### WORK TO COMPLETE
Please return each of the entries that follow, unchanged in every word.

### SUPPLIED MATERIAL
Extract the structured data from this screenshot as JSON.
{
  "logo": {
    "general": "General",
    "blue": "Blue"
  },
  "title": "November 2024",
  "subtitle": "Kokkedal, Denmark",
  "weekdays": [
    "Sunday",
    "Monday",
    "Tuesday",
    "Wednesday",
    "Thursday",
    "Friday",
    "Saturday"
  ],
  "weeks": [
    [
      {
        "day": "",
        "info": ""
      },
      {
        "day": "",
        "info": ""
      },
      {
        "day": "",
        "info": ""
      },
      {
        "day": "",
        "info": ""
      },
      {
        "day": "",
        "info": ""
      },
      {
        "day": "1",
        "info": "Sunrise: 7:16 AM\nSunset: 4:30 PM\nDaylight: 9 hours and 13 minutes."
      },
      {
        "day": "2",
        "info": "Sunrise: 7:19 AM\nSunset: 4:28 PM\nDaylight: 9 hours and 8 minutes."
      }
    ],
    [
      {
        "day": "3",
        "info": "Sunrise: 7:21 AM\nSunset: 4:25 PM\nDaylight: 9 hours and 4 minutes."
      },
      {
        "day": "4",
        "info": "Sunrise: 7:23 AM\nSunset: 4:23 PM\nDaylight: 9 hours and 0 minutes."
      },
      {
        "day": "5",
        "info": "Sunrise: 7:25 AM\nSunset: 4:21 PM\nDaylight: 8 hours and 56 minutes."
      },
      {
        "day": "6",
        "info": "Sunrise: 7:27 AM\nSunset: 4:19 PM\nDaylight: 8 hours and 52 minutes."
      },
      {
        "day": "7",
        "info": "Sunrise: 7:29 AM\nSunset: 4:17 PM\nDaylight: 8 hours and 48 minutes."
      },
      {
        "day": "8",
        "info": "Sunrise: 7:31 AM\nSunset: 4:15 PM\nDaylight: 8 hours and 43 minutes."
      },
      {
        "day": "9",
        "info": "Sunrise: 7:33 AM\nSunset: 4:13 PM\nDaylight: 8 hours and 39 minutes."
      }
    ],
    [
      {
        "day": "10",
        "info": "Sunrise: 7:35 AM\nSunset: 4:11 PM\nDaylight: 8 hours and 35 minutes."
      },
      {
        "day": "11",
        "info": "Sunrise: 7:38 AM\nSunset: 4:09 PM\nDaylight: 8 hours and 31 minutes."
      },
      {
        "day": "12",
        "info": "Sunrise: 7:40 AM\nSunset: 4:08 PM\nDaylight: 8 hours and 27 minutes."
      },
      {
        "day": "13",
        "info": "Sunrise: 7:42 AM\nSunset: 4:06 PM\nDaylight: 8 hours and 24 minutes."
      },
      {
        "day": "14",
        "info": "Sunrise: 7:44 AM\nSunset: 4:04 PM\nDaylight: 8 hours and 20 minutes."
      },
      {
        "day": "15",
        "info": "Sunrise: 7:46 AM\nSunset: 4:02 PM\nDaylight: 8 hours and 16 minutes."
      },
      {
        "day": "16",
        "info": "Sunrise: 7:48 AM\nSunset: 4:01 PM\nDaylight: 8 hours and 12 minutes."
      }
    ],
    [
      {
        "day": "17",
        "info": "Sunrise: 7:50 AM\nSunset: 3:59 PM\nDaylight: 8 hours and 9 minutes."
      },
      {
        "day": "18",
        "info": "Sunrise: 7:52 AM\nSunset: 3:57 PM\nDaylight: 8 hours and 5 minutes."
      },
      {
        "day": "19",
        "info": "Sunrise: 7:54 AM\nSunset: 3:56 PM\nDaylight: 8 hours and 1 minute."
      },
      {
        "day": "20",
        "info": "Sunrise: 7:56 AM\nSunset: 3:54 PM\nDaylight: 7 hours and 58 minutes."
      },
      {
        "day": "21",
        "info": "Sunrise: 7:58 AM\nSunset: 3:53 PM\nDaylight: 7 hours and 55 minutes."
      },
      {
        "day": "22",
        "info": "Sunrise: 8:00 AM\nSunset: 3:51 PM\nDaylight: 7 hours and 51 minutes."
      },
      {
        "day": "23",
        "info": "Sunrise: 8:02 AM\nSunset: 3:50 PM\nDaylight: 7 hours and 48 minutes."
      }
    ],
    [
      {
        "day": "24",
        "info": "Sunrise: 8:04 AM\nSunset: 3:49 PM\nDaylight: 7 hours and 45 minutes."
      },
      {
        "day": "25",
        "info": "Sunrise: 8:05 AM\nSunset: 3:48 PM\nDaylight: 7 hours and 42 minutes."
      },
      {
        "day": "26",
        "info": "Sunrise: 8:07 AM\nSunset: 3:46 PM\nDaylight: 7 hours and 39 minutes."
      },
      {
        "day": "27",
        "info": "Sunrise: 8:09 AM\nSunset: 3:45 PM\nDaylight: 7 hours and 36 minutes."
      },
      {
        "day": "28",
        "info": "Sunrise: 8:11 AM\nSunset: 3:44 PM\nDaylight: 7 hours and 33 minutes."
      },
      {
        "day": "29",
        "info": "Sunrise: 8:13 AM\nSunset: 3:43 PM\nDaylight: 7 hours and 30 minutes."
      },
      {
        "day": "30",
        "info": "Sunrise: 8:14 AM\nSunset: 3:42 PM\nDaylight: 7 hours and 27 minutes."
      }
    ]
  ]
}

### EXERCISE RESULT
Extract the structured data from this screenshot as JSON.
{
  "logo": {
    "general": "General",
    "blue": "Blue"
  },
  "title": "November 2024",
  "subtitle": "Kokkedal, Denmark",
  "weekdays": [
    "Sunday",
    "Monday",
    "Tuesday",
    "Wednesday",
    "Thursday",
    "Friday",
    "Saturday"
  ],
  "weeks": [
    [
      {
        "day": "",
        "info": ""
      },
      {
        "day": "",
        "info": ""
      },
      {
        "day": "",
        "info": ""
      },
      {
        "day": "",
        "info": ""
      },
      {
        "day": "",
        "info": ""
      },
      {
        "day": "1",
        "info": "Sunrise: 7:16 AM\nSunset: 4:30 PM\nDaylight: 9 hours and 13 minutes."
      },
      {
        "day": "2",
        "info": "Sunrise: 7:19 AM\nSunset: 4:28 PM\nDaylight: 9 hours and 8 minutes."
      }
    ],
    [
      {
        "day": "3",
        "info": "Sunrise: 7:21 AM\nSunset: 4:25 PM\nDaylight: 9 hours and 4 minutes."
      },
      {
        "day": "4",
        "info": "Sunrise: 7:23 AM\nSunset: 4:23 PM\nDaylight: 9 hours and 0 minutes."
      },
      {
        "day": "5",
        "info": "Sunrise: 7:25 AM\nSunset: 4:21 PM\nDaylight: 8 hours and 56 minutes."
      },
      {
        "day": "6",
        "info": "Sunrise: 7:27 AM\nSunset: 4:19 PM\nDaylight: 8 hours and 52 minutes."
      },
      {
        "day": "7",
        "info": "Sunrise: 7:29 AM\nSunset: 4:17 PM\nDaylight: 8 hours and 48 minutes."
      },
      {
        "day": "8",
        "info": "Sunrise: 7:31 AM\nSunset: 4:15 PM\nDaylight: 8 hours and 43 minutes."
      },
      {
        "day": "9",
        "info": "Sunrise: 7:33 AM\nSunset: 4:13 PM\nDaylight: 8 hours and 39 minutes."
      }
    ],
    [
      {
        "day": "10",
        "info": "Sunrise: 7:35 AM\nSunset: 4:11 PM\nDaylight: 8 hours and 35 minutes."
      },
      {
        "day": "11",
        "info": "Sunrise: 7:38 AM\nSunset: 4:09 PM\nDaylight: 8 hours and 31 minutes."
      },
      {
        "day": "12",
        "info": "Sunrise: 7:40 AM\nSunset: 4:08 PM\nDaylight: 8 hours and 27 minutes."
      },
      {
        "day": "13",
        "info": "Sunrise: 7:42 AM\nSunset: 4:06 PM\nDaylight: 8 hours and 24 minutes."
      },
      {
        "day": "14",
        "info": "Sunrise: 7:44 AM\nSunset: 4:04 PM\nDaylight: 8 hours and 20 minutes."
      },
      {
        "day": "15",
        "info": "Sunrise: 7:46 AM\nSunset: 4:02 PM\nDaylight: 8 hours and 16 minutes."
      },
      {
        "day": "16",
        "info": "Sunrise: 7:48 AM\nSunset: 4:01 PM\nDaylight: 8 hours and 12 minutes."
      }
    ],
    [
      {
        "day": "17",
        "info": "Sunrise: 7:50 AM\nSunset: 3:59 PM\nDaylight: 8 hours and 9 minutes."
      },
      {
        "day": "18",
        "info": "Sunrise: 7:52 AM\nSunset: 3:57 PM\nDaylight: 8 hours and 5 minutes."
      },
      {
        "day": "19",
        "info": "Sunrise: 7:54 AM\nSunset: 3:56 PM\nDaylight: 8 hours and 1 minute."
      },
      {
        "day": "20",
        "info": "Sunrise: 7:56 AM\nSunset: 3:54 PM\nDaylight: 7 hours and 58 minutes."
      },
      {
        "day": "21",
        "info": "Sunrise: 7:58 AM\nSunset: 3:53 PM\nDaylight: 7 hours and 55 minutes."
      },
      {
        "day": "22",
        "info": "Sunrise: 8:00 AM\nSunset: 3:51 PM\nDaylight: 7 hours and 51 minutes."
      },
      {
        "day": "23",
        "info": "Sunrise: 8:02 AM\nSunset: 3:50 PM\nDaylight: 7 hours and 48 minutes."
      }
    ],
    [
      {
        "day": "24",
        "info": "Sunrise: 8:04 AM\nSunset: 3:49 PM\nDaylight: 7 hours and 45 minutes."
      },
      {
        "day": "25",
        "info": "Sunrise: 8:05 AM\nSunset: 3:48 PM\nDaylight: 7 hours and 42 minutes."
      },
      {
        "day": "26",
        "info": "Sunrise: 8:07 AM\nSunset: 3:46 PM\nDaylight: 7 hours and 39 minutes."
      },
      {
        "day": "27",
        "info": "Sunrise: 8:09 AM\nSunset: 3:45 PM\nDaylight: 7 hours and 36 minutes."
      },
      {
        "day": "28",
        "info": "Sunrise: 8:11 AM\nSunset: 3:44 PM\nDaylight: 7 hours and 33 minutes."
      },
      {
        "day": "29",
        "info": "Sunrise: 8:13 AM\nSunset: 3:43 PM\nDaylight: 7 hours and 30 minutes."
      },
      {
        "day": "30",
        "info": "Sunrise: 8:14 AM\nSunset: 3:42 PM\nDaylight: 7 hours and 27 minutes."
      }
    ]
  ]
}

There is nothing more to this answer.